• _What is needed_
Below is a block of records. Copy every line in it that contains the word "icon".

• _Exercise data_
━━━

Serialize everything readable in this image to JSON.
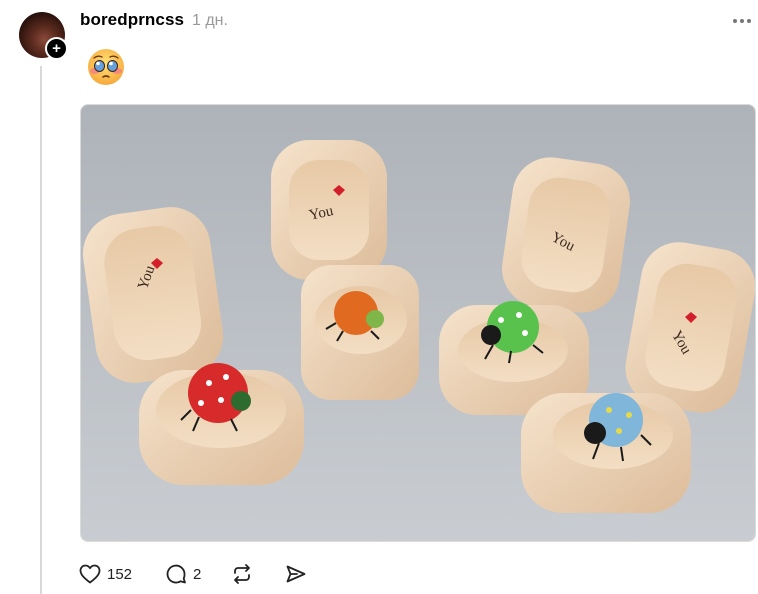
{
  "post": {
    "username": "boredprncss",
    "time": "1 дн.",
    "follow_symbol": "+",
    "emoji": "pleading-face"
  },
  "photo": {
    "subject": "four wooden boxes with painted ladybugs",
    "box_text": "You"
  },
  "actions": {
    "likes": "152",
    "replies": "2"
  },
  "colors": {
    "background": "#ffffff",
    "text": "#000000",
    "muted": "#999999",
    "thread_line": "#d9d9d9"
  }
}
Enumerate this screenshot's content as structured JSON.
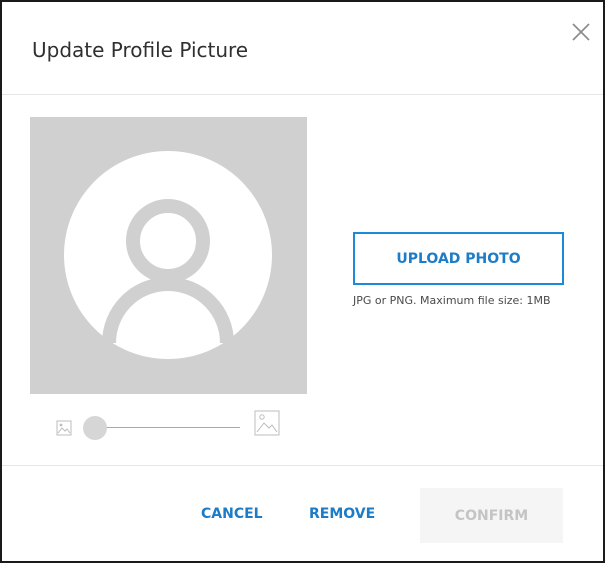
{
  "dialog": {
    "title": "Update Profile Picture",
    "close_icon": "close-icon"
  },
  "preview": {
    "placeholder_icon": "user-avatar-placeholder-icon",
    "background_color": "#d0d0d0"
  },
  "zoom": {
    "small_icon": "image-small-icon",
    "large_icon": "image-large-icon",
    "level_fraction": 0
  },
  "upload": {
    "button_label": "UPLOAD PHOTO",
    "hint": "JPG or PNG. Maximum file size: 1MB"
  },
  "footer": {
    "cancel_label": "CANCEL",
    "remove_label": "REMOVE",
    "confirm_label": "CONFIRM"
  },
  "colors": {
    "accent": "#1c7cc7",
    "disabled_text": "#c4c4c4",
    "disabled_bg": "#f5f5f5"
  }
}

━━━

• _Task solution_
    "close_icon": "close-icon"
    "placeholder_icon": "user-avatar-placeholder-icon",
    "small_icon": "image-small-icon",
    "large_icon": "image-large-icon",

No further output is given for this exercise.